-- Problem to solve --
Scan the records below and copy every line that contains the string "dont".

Dataset rows for apps and sites:
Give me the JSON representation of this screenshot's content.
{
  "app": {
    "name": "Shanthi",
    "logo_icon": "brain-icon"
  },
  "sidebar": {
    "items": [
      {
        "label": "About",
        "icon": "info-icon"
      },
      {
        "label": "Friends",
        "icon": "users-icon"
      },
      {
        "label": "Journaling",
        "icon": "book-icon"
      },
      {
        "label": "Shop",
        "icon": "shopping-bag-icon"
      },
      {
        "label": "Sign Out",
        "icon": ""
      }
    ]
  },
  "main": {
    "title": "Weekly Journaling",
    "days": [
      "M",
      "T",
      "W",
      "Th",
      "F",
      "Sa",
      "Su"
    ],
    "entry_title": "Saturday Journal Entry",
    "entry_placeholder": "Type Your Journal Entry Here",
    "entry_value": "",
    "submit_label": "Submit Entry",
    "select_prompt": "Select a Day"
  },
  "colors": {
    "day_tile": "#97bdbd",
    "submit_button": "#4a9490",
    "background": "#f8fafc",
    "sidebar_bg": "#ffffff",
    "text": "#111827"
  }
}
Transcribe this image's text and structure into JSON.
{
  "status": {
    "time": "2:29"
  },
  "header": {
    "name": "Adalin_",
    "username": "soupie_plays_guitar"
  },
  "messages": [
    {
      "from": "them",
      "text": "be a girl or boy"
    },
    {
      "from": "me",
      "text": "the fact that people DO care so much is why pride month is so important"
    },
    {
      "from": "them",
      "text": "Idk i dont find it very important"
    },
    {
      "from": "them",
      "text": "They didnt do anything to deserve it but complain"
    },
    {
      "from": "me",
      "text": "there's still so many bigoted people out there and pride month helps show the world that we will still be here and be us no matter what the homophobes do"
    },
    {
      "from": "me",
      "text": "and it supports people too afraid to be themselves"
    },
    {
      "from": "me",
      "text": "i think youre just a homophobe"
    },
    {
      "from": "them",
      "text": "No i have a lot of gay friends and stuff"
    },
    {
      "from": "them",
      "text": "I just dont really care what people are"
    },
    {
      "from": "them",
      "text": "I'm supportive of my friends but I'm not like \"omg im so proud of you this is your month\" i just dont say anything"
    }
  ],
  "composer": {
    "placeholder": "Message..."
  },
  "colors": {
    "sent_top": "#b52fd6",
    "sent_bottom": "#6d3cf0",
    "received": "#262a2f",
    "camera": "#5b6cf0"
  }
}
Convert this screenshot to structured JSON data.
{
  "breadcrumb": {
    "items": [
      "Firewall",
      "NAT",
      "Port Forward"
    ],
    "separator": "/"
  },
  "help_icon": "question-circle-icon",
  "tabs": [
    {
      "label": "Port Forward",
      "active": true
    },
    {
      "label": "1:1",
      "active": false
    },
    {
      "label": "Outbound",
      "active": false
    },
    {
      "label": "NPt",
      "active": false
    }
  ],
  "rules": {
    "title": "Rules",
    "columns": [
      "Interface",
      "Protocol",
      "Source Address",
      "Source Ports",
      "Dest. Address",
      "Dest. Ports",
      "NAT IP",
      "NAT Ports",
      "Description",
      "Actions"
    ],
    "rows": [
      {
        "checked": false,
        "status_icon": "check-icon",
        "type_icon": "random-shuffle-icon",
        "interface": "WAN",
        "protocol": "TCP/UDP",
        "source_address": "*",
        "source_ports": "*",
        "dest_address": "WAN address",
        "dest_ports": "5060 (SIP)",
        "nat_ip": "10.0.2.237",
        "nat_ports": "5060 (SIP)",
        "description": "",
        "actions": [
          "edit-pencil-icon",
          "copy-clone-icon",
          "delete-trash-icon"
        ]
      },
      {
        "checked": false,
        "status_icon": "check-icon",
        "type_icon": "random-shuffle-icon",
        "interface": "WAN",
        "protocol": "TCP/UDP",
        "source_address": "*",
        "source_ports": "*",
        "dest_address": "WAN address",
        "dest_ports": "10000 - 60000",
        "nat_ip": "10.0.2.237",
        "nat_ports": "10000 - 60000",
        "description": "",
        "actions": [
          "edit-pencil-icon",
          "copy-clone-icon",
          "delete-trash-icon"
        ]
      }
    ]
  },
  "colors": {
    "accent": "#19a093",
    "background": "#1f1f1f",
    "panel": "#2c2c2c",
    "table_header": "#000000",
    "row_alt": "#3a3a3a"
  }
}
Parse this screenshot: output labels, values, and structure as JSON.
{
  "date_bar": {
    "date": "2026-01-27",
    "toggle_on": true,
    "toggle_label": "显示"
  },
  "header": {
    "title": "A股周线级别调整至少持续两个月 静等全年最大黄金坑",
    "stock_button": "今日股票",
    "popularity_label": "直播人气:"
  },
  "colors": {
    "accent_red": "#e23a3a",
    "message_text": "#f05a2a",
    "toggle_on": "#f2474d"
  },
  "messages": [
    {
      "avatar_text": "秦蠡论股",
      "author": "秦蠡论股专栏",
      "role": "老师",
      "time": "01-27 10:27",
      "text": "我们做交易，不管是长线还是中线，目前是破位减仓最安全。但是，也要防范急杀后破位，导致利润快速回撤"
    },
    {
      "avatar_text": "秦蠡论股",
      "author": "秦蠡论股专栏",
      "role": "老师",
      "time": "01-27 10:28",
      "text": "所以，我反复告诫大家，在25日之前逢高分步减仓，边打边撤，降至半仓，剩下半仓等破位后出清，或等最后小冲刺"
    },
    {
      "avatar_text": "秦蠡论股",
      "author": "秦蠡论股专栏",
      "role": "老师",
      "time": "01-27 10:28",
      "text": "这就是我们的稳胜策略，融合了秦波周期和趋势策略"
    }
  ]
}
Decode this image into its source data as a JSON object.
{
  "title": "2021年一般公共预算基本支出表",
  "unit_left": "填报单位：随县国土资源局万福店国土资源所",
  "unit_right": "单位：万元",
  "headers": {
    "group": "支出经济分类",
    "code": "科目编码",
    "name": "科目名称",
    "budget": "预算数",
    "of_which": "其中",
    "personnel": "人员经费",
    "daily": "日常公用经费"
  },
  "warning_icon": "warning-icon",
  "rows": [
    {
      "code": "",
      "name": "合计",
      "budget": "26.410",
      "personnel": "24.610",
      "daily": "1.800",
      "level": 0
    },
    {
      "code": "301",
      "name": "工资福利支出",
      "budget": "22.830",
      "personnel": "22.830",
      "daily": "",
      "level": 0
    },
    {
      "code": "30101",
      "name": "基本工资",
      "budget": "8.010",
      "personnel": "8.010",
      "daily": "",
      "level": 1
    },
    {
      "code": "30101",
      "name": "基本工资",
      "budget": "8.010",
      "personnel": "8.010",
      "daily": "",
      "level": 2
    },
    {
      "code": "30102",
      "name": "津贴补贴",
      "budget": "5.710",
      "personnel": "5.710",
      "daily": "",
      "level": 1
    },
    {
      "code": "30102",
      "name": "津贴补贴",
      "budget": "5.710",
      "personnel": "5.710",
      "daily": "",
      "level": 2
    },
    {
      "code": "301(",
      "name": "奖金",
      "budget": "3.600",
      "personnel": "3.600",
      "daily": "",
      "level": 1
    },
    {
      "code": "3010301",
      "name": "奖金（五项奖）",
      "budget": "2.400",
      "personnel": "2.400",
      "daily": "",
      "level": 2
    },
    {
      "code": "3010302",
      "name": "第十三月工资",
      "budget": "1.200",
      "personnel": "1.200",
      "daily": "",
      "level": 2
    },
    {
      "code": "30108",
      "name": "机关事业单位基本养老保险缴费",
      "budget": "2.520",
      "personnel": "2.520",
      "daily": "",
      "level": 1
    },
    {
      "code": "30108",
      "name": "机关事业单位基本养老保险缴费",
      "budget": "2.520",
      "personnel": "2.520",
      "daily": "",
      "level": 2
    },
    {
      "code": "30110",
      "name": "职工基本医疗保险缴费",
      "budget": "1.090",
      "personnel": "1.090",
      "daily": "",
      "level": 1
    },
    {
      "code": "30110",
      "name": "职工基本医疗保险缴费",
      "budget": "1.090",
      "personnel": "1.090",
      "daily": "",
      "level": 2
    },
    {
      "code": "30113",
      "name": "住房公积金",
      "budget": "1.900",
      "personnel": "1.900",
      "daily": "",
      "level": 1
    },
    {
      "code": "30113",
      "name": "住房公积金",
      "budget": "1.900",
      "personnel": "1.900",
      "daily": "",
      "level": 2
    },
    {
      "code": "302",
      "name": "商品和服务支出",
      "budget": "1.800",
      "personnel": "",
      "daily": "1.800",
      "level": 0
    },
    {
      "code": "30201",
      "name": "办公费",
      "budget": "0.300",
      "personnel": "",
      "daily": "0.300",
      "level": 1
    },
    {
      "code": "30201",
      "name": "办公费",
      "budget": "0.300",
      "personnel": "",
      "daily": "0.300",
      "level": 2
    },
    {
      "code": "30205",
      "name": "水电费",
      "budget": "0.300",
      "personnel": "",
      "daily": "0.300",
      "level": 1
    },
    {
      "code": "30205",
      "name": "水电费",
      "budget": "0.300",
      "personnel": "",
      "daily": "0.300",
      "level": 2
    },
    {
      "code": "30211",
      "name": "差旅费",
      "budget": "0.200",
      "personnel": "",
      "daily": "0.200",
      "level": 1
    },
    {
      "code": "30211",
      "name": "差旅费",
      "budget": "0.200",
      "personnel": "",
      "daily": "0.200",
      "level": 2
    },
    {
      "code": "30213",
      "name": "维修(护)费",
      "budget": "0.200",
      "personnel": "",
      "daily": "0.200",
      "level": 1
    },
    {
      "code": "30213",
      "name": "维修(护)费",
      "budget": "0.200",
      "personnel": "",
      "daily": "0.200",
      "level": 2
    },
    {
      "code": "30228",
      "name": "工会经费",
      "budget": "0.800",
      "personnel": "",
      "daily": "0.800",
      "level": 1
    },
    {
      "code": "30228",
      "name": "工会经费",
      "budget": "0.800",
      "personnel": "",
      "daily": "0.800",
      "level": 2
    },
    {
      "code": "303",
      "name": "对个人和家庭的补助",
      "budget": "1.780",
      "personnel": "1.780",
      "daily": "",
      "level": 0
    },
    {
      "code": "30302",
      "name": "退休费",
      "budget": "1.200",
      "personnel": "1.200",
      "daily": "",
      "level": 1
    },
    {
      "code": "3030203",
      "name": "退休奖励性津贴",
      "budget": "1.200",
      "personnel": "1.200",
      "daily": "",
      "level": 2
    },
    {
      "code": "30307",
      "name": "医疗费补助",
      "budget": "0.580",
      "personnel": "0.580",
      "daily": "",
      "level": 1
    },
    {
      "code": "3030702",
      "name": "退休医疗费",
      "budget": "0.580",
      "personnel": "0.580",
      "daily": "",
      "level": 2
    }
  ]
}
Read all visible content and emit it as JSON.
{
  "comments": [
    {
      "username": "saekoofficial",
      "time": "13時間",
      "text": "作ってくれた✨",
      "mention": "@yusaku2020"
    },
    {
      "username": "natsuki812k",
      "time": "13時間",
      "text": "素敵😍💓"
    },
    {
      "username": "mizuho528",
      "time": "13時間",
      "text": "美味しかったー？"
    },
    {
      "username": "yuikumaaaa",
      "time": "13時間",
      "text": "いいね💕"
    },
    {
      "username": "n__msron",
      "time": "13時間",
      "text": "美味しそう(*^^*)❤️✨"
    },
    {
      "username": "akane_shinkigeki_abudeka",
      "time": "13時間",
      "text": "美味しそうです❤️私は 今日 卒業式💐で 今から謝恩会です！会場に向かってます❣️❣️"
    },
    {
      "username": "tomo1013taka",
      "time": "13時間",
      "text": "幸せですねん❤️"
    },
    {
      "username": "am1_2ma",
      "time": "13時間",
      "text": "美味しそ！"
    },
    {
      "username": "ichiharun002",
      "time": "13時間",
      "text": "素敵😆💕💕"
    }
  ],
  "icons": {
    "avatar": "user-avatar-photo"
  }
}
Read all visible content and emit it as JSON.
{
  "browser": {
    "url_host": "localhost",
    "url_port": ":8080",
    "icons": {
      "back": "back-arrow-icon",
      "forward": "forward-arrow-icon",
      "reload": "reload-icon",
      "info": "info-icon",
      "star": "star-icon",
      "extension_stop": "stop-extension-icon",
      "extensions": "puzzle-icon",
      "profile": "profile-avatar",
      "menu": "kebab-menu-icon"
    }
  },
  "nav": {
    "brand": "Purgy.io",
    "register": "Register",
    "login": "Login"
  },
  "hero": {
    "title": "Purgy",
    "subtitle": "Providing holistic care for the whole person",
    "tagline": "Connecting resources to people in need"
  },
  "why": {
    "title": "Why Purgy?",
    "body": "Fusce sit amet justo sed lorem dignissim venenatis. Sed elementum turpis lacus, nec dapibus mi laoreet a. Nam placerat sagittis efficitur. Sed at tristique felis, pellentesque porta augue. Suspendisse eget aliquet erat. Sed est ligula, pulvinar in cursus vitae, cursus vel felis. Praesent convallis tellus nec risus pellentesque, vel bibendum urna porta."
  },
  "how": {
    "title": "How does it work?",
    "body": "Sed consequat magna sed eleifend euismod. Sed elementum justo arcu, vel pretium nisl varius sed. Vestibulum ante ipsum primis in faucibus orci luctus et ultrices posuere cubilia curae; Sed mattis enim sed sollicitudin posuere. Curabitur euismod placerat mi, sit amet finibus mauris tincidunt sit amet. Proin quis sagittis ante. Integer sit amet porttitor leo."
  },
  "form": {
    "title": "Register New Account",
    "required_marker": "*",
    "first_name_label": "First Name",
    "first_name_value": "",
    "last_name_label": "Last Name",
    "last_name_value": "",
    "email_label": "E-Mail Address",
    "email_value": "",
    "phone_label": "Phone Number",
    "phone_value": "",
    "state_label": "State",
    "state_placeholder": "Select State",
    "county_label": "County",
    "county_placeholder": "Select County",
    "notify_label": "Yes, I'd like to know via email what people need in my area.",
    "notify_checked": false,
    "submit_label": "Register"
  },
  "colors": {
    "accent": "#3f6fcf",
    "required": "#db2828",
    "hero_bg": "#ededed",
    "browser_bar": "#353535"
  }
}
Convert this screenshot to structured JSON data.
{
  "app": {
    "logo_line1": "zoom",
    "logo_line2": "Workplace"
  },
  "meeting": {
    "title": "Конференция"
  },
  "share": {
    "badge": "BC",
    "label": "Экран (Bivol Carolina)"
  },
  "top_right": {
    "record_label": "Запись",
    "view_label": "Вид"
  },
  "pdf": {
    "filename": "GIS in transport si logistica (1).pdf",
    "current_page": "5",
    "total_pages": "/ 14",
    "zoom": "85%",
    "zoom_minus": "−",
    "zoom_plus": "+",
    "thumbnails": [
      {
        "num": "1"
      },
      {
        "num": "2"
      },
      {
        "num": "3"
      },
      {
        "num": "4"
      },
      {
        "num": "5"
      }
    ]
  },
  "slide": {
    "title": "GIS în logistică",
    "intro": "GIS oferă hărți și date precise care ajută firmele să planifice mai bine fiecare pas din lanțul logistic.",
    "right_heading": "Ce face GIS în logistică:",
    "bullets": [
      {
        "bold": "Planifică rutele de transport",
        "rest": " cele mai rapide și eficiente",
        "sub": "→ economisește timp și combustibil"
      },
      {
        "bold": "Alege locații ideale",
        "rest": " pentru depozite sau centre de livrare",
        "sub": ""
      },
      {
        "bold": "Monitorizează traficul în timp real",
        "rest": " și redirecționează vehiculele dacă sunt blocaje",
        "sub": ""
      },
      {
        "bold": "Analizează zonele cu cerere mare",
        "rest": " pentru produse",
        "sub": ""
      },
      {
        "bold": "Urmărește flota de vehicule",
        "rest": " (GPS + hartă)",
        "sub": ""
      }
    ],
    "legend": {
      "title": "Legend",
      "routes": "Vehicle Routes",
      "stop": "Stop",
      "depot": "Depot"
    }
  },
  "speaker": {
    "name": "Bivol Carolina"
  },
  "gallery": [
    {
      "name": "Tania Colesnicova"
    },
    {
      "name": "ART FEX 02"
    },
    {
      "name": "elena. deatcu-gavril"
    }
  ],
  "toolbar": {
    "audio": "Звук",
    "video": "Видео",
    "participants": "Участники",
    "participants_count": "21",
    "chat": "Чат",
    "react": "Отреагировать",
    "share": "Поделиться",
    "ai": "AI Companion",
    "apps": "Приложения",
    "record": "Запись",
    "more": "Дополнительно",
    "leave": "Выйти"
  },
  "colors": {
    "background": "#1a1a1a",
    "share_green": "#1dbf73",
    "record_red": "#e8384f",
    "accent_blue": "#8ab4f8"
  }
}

-- Answer to this problem --
      "text": "Idk i dont find it very important"
      "text": "I just dont really care what people are"
      "text": "I'm supportive of my friends but I'm not like \"omg im so proud of you this is your month\" i just dont say anything"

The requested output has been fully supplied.